By Gwen Schanker, editorial columnist
Take a moment to think about the ocean. Not the water at the beach you wade into on hot days, but the deep, far-reaching ocean. Now think about what you’d see if you dove 10,000 feet under. Do you have an idea of what you might find in the depths of the ocean, a picture in your mind that you can attest is fairly accurate? Probably not – and many scientists don’t either. Despite extensive deep-sea research occurring around the world, there are many mysteries in the ocean that scientists don’t understand, from unknown life forms at hydrothermal vents to methane cycling at undersea volcanoes. However, the existing evidence demonstrates that the mysterious phenomena in the ocean have uses that are relevant to our changing world.
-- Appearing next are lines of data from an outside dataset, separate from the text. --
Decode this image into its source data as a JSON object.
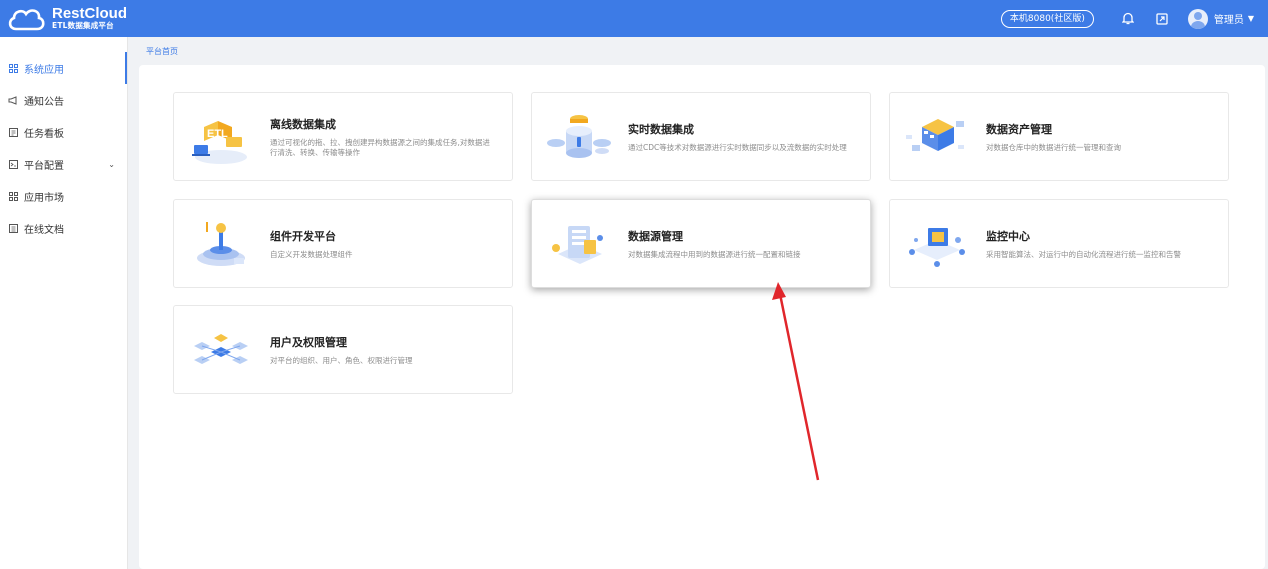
{
  "header": {
    "logo_title": "RestCloud",
    "logo_subtitle": "ETL数据集成平台",
    "env_label": "本机8080(社区版)",
    "user_name": "管理员",
    "icons": [
      "bell-icon",
      "export-icon",
      "avatar",
      "caret-down-icon"
    ],
    "accent_color": "#3d7be6"
  },
  "sidebar": {
    "items": [
      {
        "label": "系统应用",
        "icon": "grid-icon",
        "active": true
      },
      {
        "label": "通知公告",
        "icon": "megaphone-icon"
      },
      {
        "label": "任务看板",
        "icon": "board-icon"
      },
      {
        "label": "平台配置",
        "icon": "config-icon",
        "expandable": true
      },
      {
        "label": "应用市场",
        "icon": "grid-icon"
      },
      {
        "label": "在线文档",
        "icon": "document-icon"
      }
    ]
  },
  "breadcrumb": "平台首页",
  "cards": [
    {
      "title": "离线数据集成",
      "desc": "通过可视化的拖、拉、拽创建异构数据源之间的集成任务,对数据进行清洗、转换、传输等操作"
    },
    {
      "title": "实时数据集成",
      "desc": "通过CDC等技术对数据源进行实时数据同步以及流数据的实时处理"
    },
    {
      "title": "数据资产管理",
      "desc": "对数据仓库中的数据进行统一管理和查询"
    },
    {
      "title": "组件开发平台",
      "desc": "自定义开发数据处理组件"
    },
    {
      "title": "数据源管理",
      "desc": "对数据集成流程中用到的数据源进行统一配置和链接"
    },
    {
      "title": "监控中心",
      "desc": "采用智能算法、对运行中的自动化流程进行统一监控和告警"
    },
    {
      "title": "用户及权限管理",
      "desc": "对平台的组织、用户、角色、权限进行管理"
    }
  ],
  "annotation": {
    "color": "#e0262b"
  }
}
Such uses are known as deep-sea ecosystem services and are the subject of study for a select group of economists, statisticians and marine ecologists. Ecosystem services can be divided into four main categories: provisioning services, which include fish, oil and other products humans obtain directly from the deep sea; regulating services, which include gas and climate regulation as well as carbon sequestration; cultural services, which encompass intangible benefits, including creative inspiration and the sense of awe people gain from the ocean’s existence; and supporting services, like nutrient cycling and primary production, that are necessary for other ecosystem services to function.
The wide range of services that fall under these four umbrellas speaks to the overwhelming utility of ocean ecosystems. Still, scientists struggle to raise public awareness of many of these resources. The primary reason for this is the challenge of assigning value to these amenities, which is necessary to conduct further research beyond simple assessment. It’s one thing to say that the awe the ocean inspires is inherently valuable, but it’s another to convince people of the monetary value of that importance. I learned of this problem from Stace Beaulieu, a senior research specialist at the Woods Hole Oceanographic Institution, where I am currently interning in the communications department.
“The biggest challenge in my career is getting people to care about the deep sea,” Beaulieu says.
To achieve that aim, she is launching a project to assess the value of ecosystem services at hydrothermal vents, or fissures in the planet’s surface from which heat flows. The vents were first discovered in 1977 and have been found to host scores of unique organisms and molecules. Vents are therefore hypothesized to provide a number of services, including the potential for “natural product” research for pharmaceutical goods.
Beaulieu’s goal is to assign value to the properties of the vents and, in doing so, raise awareness of the deep sea’s importance to our planet’s health. This will hopefully encourage greater funding, whether that’s from conservationists or seafloor miners (she hasn’t picked a side). However, valuation is more complicated than it seems. On the surface, it’s clear that climate regulation and ecotourism are important to a healthy world, but how do you assign a number to the exact value humans get out of those services from the deep sea? While many theories surrounding this topic exist, there has yet to be a comprehensive monetary assessment. Research like Beaulieu’s can increase knowledge of untapped resources in the deep ocean, which can in turn help to better preserve and utilize the diversity that continually impresses researchers. Understanding the deep sea is an alternative, undeniably crucial path to combatting changes to our climate and atmosphere that are becoming more prevalent every day.